Ok, that title sucks, but I couldn’t think of anything witty. Anyway, I just got done reading an article over at Ars Technica:
Cox’s DRM patent less than meets the eye
1/17/2007 9:01:09 AM, by Timothy B. Lee
On Monday, Slashdot reported that legendary Linux kernel developer Alan Cox filed a patent application in June 2005 related to digital rights management technology. Cox’s patent describes software that would automatically suspend operations if the user was found to be out of compliance with the software’s licensing terms but that would save the user’s data before suspending to prevent data loss.
The topic of the article was interesting, but what I really liked was the last paragraph:
The fact that even Red Hat, a company publicly opposed to software patents and unlikely to assert them against anyone, feels the need to apply for dozens of patents suggests that there are serious problems with the American patent system. The resources Red Hat spends hiring lawyers to obtain patents it will most likely never use could be more productively spent hiring programmers and customer support personnel to do useful work.
Too right. It is ludicrous that companies have to spend so much money for events that may never transpire when they could be spending money improving their products! This is roughly akin to insurance, except this is much more expensive and much less assuring. It is good to see that many of the biggest players in this industry support patent reform, even some that we wouldn’t expect. I hope that people in the European Union continue to fight the good fight.

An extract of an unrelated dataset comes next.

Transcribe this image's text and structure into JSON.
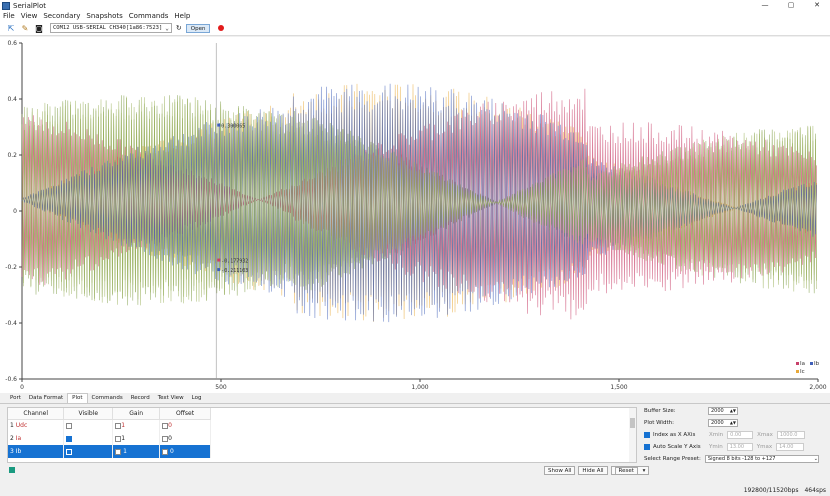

This seems like a good site. Check it out: http://www.nosoftwarepatents.com/